# TRY IT
The response must contain every line below in which "JSON" appears.

# THE RECORDS
_ _ _

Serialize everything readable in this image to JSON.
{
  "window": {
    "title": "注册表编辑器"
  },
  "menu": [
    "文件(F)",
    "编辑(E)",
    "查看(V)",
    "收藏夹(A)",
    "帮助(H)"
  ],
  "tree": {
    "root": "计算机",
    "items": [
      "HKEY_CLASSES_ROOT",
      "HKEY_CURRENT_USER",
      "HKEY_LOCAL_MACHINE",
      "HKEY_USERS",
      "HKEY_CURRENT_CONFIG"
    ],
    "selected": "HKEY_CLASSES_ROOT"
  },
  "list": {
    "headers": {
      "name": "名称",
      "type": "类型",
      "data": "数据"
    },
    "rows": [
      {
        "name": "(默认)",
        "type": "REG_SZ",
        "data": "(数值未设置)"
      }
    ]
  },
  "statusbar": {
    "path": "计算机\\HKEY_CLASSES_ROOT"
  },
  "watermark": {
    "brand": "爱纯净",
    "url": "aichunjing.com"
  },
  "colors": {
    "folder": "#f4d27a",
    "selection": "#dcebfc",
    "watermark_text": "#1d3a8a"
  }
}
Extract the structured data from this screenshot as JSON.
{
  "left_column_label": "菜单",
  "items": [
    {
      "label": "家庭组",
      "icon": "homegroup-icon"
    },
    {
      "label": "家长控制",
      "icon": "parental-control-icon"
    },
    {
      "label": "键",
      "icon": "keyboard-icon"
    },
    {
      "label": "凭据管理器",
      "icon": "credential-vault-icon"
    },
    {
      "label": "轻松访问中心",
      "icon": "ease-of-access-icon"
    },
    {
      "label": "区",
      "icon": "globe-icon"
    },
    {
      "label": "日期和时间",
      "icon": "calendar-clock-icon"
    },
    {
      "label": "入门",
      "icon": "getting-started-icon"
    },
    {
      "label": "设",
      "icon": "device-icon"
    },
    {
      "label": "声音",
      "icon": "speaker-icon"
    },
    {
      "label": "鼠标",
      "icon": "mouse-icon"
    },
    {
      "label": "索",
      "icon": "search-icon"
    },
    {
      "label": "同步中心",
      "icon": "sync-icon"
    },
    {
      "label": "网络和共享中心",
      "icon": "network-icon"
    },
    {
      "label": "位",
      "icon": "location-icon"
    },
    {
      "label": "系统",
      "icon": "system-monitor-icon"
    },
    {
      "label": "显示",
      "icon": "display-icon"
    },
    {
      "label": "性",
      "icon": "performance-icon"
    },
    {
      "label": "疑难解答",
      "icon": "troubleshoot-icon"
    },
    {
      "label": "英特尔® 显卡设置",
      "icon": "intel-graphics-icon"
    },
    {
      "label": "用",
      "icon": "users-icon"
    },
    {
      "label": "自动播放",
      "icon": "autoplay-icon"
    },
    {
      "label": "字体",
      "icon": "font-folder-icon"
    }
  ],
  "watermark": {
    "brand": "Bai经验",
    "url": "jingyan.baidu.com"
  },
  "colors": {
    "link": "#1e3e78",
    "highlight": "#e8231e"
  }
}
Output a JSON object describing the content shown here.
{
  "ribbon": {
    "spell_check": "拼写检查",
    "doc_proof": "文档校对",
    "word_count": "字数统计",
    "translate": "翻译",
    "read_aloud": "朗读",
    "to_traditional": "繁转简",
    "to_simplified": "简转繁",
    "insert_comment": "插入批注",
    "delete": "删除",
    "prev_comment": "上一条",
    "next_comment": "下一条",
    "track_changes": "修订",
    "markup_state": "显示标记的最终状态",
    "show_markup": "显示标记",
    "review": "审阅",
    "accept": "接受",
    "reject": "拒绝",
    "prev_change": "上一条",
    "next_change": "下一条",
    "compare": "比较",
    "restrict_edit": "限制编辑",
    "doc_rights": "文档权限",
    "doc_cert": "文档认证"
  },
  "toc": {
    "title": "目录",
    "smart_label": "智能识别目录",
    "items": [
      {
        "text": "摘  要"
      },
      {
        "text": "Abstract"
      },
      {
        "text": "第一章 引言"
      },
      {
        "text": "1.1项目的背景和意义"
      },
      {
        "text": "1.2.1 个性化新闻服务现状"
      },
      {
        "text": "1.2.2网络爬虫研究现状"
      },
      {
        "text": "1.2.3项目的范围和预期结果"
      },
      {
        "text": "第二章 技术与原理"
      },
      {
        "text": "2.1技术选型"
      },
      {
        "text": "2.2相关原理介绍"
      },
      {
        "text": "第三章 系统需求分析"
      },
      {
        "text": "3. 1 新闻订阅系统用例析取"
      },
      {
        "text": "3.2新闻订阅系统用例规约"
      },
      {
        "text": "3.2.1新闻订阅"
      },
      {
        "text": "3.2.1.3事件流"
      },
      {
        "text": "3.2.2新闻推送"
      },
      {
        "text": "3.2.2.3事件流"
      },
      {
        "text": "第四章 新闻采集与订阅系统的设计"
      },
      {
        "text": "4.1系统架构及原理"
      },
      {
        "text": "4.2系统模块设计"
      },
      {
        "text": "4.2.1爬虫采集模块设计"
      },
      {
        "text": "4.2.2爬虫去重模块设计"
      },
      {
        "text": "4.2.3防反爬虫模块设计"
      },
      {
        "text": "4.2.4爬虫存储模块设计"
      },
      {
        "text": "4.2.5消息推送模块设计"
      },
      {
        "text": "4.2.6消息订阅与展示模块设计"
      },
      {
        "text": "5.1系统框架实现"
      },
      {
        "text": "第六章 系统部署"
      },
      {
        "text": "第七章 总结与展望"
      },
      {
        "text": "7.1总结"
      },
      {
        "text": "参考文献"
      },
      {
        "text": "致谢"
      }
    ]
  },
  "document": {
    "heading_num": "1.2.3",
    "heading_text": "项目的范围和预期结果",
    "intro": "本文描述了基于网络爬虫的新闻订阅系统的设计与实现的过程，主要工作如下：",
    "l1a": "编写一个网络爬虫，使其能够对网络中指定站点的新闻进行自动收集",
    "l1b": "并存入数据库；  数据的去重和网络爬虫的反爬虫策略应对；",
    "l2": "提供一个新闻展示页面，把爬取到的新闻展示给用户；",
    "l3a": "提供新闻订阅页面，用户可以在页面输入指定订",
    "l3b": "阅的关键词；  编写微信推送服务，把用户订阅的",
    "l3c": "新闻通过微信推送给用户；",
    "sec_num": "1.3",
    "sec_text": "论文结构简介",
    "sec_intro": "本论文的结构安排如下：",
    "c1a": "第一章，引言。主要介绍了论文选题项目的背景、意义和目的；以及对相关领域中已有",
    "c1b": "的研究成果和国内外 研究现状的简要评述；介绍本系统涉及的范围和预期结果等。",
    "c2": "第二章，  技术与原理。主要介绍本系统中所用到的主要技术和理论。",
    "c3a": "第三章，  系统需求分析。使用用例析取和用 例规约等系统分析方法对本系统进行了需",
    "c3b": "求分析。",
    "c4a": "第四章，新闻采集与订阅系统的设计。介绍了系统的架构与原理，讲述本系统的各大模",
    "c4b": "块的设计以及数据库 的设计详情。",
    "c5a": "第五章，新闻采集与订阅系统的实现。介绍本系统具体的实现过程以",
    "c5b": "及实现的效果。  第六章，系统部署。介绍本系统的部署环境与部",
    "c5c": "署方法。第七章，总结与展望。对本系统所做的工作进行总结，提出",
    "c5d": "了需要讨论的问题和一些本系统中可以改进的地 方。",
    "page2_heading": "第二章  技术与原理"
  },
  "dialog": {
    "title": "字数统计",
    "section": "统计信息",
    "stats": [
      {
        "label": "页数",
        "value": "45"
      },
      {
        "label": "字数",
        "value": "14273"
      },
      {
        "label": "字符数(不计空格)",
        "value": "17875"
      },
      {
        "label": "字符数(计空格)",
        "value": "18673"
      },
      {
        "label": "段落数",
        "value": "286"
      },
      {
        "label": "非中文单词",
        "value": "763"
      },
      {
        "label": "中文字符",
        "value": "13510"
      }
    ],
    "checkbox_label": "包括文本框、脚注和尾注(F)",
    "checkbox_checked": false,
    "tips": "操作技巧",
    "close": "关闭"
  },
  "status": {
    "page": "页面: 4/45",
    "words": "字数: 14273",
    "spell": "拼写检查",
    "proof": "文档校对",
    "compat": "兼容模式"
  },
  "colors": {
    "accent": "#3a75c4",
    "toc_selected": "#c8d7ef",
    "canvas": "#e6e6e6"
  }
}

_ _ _

# YOUR SOLUTION
Serialize everything readable in this image to JSON.
Extract the structured data from this screenshot as JSON.
Output a JSON object describing the content shown here.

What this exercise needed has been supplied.